• NE Redistricting: There's a similar story playing out in neighboring Nebraska, where the now-famous 2nd CD (which gave Barack Obama a very narrow win - and a single electoral vote) also has to reduce its population. Light-blue Douglas County (no, I'm not losing it - different county, different state, same name as above) is currently entirely within the borders of NE-02, but it could potentially get cracked. The linked article discusses a number of different possible scenarios for the whole state, and even has some hypothetical maps.
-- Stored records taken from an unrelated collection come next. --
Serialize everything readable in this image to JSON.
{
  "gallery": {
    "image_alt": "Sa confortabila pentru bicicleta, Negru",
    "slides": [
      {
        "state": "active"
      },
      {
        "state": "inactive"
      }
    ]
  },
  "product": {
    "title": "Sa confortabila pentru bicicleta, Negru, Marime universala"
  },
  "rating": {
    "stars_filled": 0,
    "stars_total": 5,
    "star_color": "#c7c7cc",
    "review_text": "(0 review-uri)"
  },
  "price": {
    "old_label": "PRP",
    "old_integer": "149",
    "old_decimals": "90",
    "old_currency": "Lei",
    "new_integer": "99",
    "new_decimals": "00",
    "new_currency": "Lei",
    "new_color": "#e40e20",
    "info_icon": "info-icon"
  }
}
• NJ Redistricting: No surprise here: Democrats and Republicans couldn't agree on a new map for New Jersey's state legislative districts, so the Chief Judge of the Supreme Court, Stuart Rabner, appointed Rutgers Prof. Alan Rosenthal as tiebreaker (click here for a detailed profile). That wasn't a surprise, either, as the 78-year-old Rosenthal performed the same duties during the last two rounds of redistricting for the U.S. House. Rosenthal is a Democrat but has a very non-partisan reputation. Last time, Democrats convinced the appointed tiebreaker, Larry Bartels, that their proposed gerrymander would improve minority representation. A similar outcome is probably not so likely this time.
• OR Redistricting: As you can see from all the above links, now that redistricting data has been released, we're starting to see a lot more redistricting-related stories with a little more meat to them. This piece outlines the issues facing Oregon and also explains some of the deadlines involved. If lawmakers don't enact a state lege map by July 1 (or the governor vetoes it), then the task falls to Secretary of State Kate Brown, a Democrat. This is typically what's happened in the past, though apparently there's some hope that the evenly-divided state House (with its unusual dual Speakerships) will produce something both sides can agree on. Note that there is no similar deadline for congressional redistricting.
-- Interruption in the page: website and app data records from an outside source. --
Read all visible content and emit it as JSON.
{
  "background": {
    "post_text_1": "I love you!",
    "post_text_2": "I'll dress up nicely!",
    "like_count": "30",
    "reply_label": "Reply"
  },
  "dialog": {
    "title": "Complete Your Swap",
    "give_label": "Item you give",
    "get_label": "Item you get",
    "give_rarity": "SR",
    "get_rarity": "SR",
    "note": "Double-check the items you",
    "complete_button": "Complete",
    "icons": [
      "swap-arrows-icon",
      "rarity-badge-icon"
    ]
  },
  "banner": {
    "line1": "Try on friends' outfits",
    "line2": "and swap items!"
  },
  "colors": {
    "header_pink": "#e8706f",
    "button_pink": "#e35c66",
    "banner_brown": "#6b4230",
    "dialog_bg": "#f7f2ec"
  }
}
• PA Redistricting: Pennsylvania's congressional Republicans are headed to the state capital of Harrisburg this week, to discuss how best to gerrymander their map with their state legislative colleagues. Given that the GOP has absolute control over the redistricting process in PA, Democrats are going to get pretty fucked here, and PoliticsPA has a rundown of several possible scenarios that Republicans are supposedly considering.
• New York: An issue which first came up nationwide last cycle is still percolating in New York. As we explained in September 2009, a new federal law (the MOVE Act) requires that absentee ballots be mailed to all overseas and military voters at least 45 days before the general election. That's a problem in states with late primaries, like New York, where results can't be certified and ballots can't be printed in time to meet this deadline. A couple of states (I think just Vermont and Minnesota) moved their primaries up a bit to aide compliance, but others, like NY, had to get waivers from the Department of Justice that allowed them to send out ballots later. Despite getting such a waiver, many boards of election (including NYC's) still failed to comply with even the later deadline - and now the DoJ (which had to sue NY last year) is unhappy with the state's lack of further efforts to remedy these problems. An association of local election commissioners, at a meeting in January, voted to ask the state legislature to move the primary to June to avoid these issues altogether.